strongly urged the adjournment of the debate, on the ground that there were still a great many hon. Members who desired to address the House.


said, if the House decided against the Adjournment, it was his intention to press his Motion to a division. In favour of the adjournment, he would just mention that not a single shipowner had yet spoken, and he knew that the Members for Hull, Liverpool, and Sunderland intended to do so, if they had an opportunity.


I hope that after the statement of the Chancellor of the Exchequer the hon. Member for Canterbury and his Friends will consider well before they ask the House to adjourn this debate. The effect of the adjournment would be to produce considerable inconvenience to Public Business; and, in the next place, to deprive several hon. Members of the right to bring forward Motions in which they are interested, and which they had a right to expect would come on. There is, for instance, a very important matter which stands for discussion on Friday next. I mean the Motion standing in the name of the hon. Member for South Norfolk (Mr. Clare Read)—a Motion in which a good many hon. Members representing county constituencies on the other side are interested. Now, it appears that one effect of the adjournment might be to prevent the Secretary of State for War from bringing forward the Army Estimates, and besides that the hon. Member for South Norfolk will not be able to bring forward his Motion on County Financial Boards. I am sure that if the hon. Member for Canterbury or any Member connected with the Mercantile Marine desire to speak, the House is prepared to listen to them; but as the issue is not of an extremely practical character, I do not think that the House and Public Business should be inconvenienced by an adjournment.


reminded the House that we had tied the hands of France during the Franco-German War by requiring her to adhere to the Declaration of Paris. He trusted that the hon. Member for West Cumberland (Mr. Percy Wyndham) would press his Motion to a division, for the effect of it, if carried, would be greatly to strengthen the hands of France—England's true ally—in the event of another German invasion.

Question put.

The House divided:—Ayes 51; Noes 182: Majority 131.—(Div. List, No. 25.)

Question again proposed, "That Mr. Speaker do now leave the Chair."

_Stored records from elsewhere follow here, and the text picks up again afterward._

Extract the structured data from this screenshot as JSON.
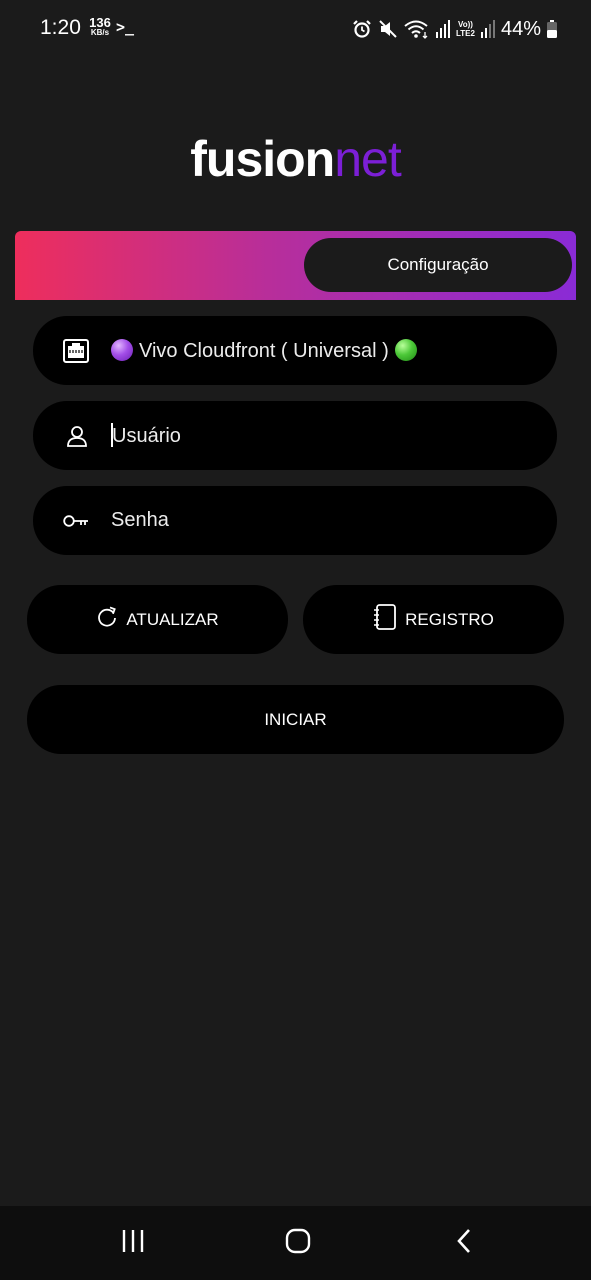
{
  "status_bar": {
    "time": "1:20",
    "net_speed_value": "136",
    "net_speed_unit": "KB/s",
    "terminal_glyph": ">_",
    "volte_label_top": "Vo))",
    "volte_label_bottom": "LTE2",
    "battery": "44%"
  },
  "logo": {
    "part1": "fusion",
    "part2": "net",
    "accent_color": "#7c1fd6"
  },
  "tabs": {
    "config_label": "Configuração",
    "gradient_colors": [
      "#ee2e5c",
      "#b82e9a",
      "#8a2bd6"
    ]
  },
  "form": {
    "server": {
      "label": "Vivo Cloudfront ( Universal )",
      "icon": "ethernet-port-icon"
    },
    "user": {
      "placeholder": "Usuário",
      "icon": "person-icon"
    },
    "password": {
      "placeholder": "Senha",
      "icon": "key-icon"
    }
  },
  "buttons": {
    "update_label": "ATUALIZAR",
    "register_label": "REGISTRO",
    "start_label": "INICIAR"
  },
  "nav": {
    "recent": "recent-apps-icon",
    "home": "home-icon",
    "back": "back-icon"
  }
}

said, that in order to give the hon. Member for Canterbury an opportunity of' speaking on the question, he begged to move the adjournment of the House.

Motion made, and Question proposed, "That this House do now adjourn."—(Sir H Drummond Wolff.)


said, that as the hon. Member for Canterbury did not appear to wish to avail himself of the opportunity which the Motion of the hon. Member for Christchurch had afforded him of addressing the House, he hoped the hon. Member for Christchurch would withdraw his Motion for the adjournment of the House.

Motion by leave, withdrawn

Question put, "That the words proposed to be left out stand part of the Question."

The House divided:—Ayes 170; Noes 56: Majority 114.—(Div. List, No. 26.)

Main Question proposed, "That Mr. Speaker do now leave the Chair."

Motion, by leave, withdrawn.

Committee deferred till Monday next.